The answer should contain every record below, output exactly.

[Collected data entries]
++++++++++++++++++++

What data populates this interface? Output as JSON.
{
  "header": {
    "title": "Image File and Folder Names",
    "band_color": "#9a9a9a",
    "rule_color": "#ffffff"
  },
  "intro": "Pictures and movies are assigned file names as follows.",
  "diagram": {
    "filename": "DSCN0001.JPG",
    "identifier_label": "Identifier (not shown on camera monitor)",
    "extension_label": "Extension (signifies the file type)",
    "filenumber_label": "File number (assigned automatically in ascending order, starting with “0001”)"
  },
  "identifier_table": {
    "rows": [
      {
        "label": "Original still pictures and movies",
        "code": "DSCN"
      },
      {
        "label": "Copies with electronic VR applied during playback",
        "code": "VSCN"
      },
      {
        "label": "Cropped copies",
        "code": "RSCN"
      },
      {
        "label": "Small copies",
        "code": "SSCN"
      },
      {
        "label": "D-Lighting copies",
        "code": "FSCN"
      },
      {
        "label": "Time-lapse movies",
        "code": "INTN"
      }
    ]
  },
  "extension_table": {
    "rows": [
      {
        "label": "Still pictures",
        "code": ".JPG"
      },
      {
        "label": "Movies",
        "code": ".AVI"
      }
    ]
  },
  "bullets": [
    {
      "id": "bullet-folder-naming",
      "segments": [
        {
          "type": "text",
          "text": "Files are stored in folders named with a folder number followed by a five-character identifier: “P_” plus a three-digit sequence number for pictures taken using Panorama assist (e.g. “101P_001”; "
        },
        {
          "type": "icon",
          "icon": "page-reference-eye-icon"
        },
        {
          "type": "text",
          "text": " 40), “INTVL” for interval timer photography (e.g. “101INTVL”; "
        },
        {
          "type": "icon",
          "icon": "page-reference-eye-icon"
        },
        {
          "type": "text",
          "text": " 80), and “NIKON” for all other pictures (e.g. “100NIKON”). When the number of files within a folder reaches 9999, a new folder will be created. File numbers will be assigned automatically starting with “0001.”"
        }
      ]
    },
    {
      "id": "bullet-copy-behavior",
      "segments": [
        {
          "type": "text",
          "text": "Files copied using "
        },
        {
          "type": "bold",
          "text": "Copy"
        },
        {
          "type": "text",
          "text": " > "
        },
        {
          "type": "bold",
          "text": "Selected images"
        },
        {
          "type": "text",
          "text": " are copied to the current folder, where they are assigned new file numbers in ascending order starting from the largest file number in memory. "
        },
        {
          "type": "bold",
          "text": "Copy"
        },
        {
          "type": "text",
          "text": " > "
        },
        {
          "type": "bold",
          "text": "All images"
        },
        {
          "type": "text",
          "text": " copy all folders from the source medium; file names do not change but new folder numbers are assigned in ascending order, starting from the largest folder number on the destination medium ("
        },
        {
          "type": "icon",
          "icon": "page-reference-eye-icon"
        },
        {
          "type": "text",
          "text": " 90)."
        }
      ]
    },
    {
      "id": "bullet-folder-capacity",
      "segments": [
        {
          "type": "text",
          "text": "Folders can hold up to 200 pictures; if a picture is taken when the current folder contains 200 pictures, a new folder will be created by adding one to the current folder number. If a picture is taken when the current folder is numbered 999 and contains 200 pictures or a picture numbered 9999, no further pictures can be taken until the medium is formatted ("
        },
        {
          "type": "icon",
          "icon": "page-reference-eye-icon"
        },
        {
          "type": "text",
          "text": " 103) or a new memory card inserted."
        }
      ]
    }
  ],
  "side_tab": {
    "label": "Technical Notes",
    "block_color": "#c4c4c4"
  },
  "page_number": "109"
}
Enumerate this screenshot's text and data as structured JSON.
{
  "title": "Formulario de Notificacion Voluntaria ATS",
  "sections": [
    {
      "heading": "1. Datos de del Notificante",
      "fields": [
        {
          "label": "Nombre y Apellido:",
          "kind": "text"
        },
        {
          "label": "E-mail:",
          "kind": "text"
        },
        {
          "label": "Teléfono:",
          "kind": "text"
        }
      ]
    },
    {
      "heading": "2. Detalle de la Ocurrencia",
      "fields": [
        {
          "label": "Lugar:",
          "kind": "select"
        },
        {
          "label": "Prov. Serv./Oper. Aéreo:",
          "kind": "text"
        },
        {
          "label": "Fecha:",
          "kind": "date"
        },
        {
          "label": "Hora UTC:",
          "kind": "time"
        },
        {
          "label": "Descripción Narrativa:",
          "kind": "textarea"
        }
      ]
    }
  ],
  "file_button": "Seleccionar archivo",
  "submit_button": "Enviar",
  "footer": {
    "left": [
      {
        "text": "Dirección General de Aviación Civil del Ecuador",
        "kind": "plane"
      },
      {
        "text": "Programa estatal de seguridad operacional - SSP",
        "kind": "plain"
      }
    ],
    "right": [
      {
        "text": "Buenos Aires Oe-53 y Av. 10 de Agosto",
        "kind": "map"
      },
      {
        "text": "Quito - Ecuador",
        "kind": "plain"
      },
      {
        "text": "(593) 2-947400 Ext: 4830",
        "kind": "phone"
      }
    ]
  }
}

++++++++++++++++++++

ANSWER SPACE:
What data populates this interface? Output as JSON.
{
  "header": {
    "title": "Image File and Folder Names",
    "band_color": "#9a9a9a",
    "rule_color": "#ffffff"
  },
  "intro": "Pictures and movies are assigned file names as follows.",
  "diagram": {
    "filename": "DSCN0001.JPG",
    "identifier_label": "Identifier (not shown on camera monitor)",
    "extension_label": "Extension (signifies the file type)",
    "filenumber_label": "File number (assigned automatically in ascending order, starting with “0001”)"
  },
  "identifier_table": {
    "rows": [
      {
        "label": "Original still pictures and movies",
        "code": "DSCN"
      },
      {
        "label": "Copies with electronic VR applied during playback",
        "code": "VSCN"
      },
      {
        "label": "Cropped copies",
        "code": "RSCN"
      },
      {
        "label": "Small copies",
        "code": "SSCN"
      },
      {
        "label": "D-Lighting copies",
        "code": "FSCN"
      },
      {
        "label": "Time-lapse movies",
        "code": "INTN"
      }
    ]
  },
  "extension_table": {
    "rows": [
      {
        "label": "Still pictures",
        "code": ".JPG"
      },
      {
        "label": "Movies",
        "code": ".AVI"
      }
    ]
  },
  "bullets": [
    {
      "id": "bullet-folder-naming",
      "segments": [
        {
          "type": "text",
          "text": "Files are stored in folders named with a folder number followed by a five-character identifier: “P_” plus a three-digit sequence number for pictures taken using Panorama assist (e.g. “101P_001”; "
        },
        {
          "type": "icon",
          "icon": "page-reference-eye-icon"
        },
        {
          "type": "text",
          "text": " 40), “INTVL” for interval timer photography (e.g. “101INTVL”; "
        },
        {
          "type": "icon",
          "icon": "page-reference-eye-icon"
        },
        {
          "type": "text",
          "text": " 80), and “NIKON” for all other pictures (e.g. “100NIKON”). When the number of files within a folder reaches 9999, a new folder will be created. File numbers will be assigned automatically starting with “0001.”"
        }
      ]
    },
    {
      "id": "bullet-copy-behavior",
      "segments": [
        {
          "type": "text",
          "text": "Files copied using "
        },
        {
          "type": "bold",
          "text": "Copy"
        },
        {
          "type": "text",
          "text": " > "
        },
        {
          "type": "bold",
          "text": "Selected images"
        },
        {
          "type": "text",
          "text": " are copied to the current folder, where they are assigned new file numbers in ascending order starting from the largest file number in memory. "
        },
        {
          "type": "bold",
          "text": "Copy"
        },
        {
          "type": "text",
          "text": " > "
        },
        {
          "type": "bold",
          "text": "All images"
        },
        {
          "type": "text",
          "text": " copy all folders from the source medium; file names do not change but new folder numbers are assigned in ascending order, starting from the largest folder number on the destination medium ("
        },
        {
          "type": "icon",
          "icon": "page-reference-eye-icon"
        },
        {
          "type": "text",
          "text": " 90)."
        }
      ]
    },
    {
      "id": "bullet-folder-capacity",
      "segments": [
        {
          "type": "text",
          "text": "Folders can hold up to 200 pictures; if a picture is taken when the current folder contains 200 pictures, a new folder will be created by adding one to the current folder number. If a picture is taken when the current folder is numbered 999 and contains 200 pictures or a picture numbered 9999, no further pictures can be taken until the medium is formatted ("
        },
        {
          "type": "icon",
          "icon": "page-reference-eye-icon"
        },
        {
          "type": "text",
          "text": " 103) or a new memory card inserted."
        }
      ]
    }
  ],
  "side_tab": {
    "label": "Technical Notes",
    "block_color": "#c4c4c4"
  },
  "page_number": "109"
}
Enumerate this screenshot's text and data as structured JSON.
{
  "title": "Formulario de Notificacion Voluntaria ATS",
  "sections": [
    {
      "heading": "1. Datos de del Notificante",
      "fields": [
        {
          "label": "Nombre y Apellido:",
          "kind": "text"
        },
        {
          "label": "E-mail:",
          "kind": "text"
        },
        {
          "label": "Teléfono:",
          "kind": "text"
        }
      ]
    },
    {
      "heading": "2. Detalle de la Ocurrencia",
      "fields": [
        {
          "label": "Lugar:",
          "kind": "select"
        },
        {
          "label": "Prov. Serv./Oper. Aéreo:",
          "kind": "text"
        },
        {
          "label": "Fecha:",
          "kind": "date"
        },
        {
          "label": "Hora UTC:",
          "kind": "time"
        },
        {
          "label": "Descripción Narrativa:",
          "kind": "textarea"
        }
      ]
    }
  ],
  "file_button": "Seleccionar archivo",
  "submit_button": "Enviar",
  "footer": {
    "left": [
      {
        "text": "Dirección General de Aviación Civil del Ecuador",
        "kind": "plane"
      },
      {
        "text": "Programa estatal de seguridad operacional - SSP",
        "kind": "plain"
      }
    ],
    "right": [
      {
        "text": "Buenos Aires Oe-53 y Av. 10 de Agosto",
        "kind": "map"
      },
      {
        "text": "Quito - Ecuador",
        "kind": "plain"
      },
      {
        "text": "(593) 2-947400 Ext: 4830",
        "kind": "phone"
      }
    ]
  }
}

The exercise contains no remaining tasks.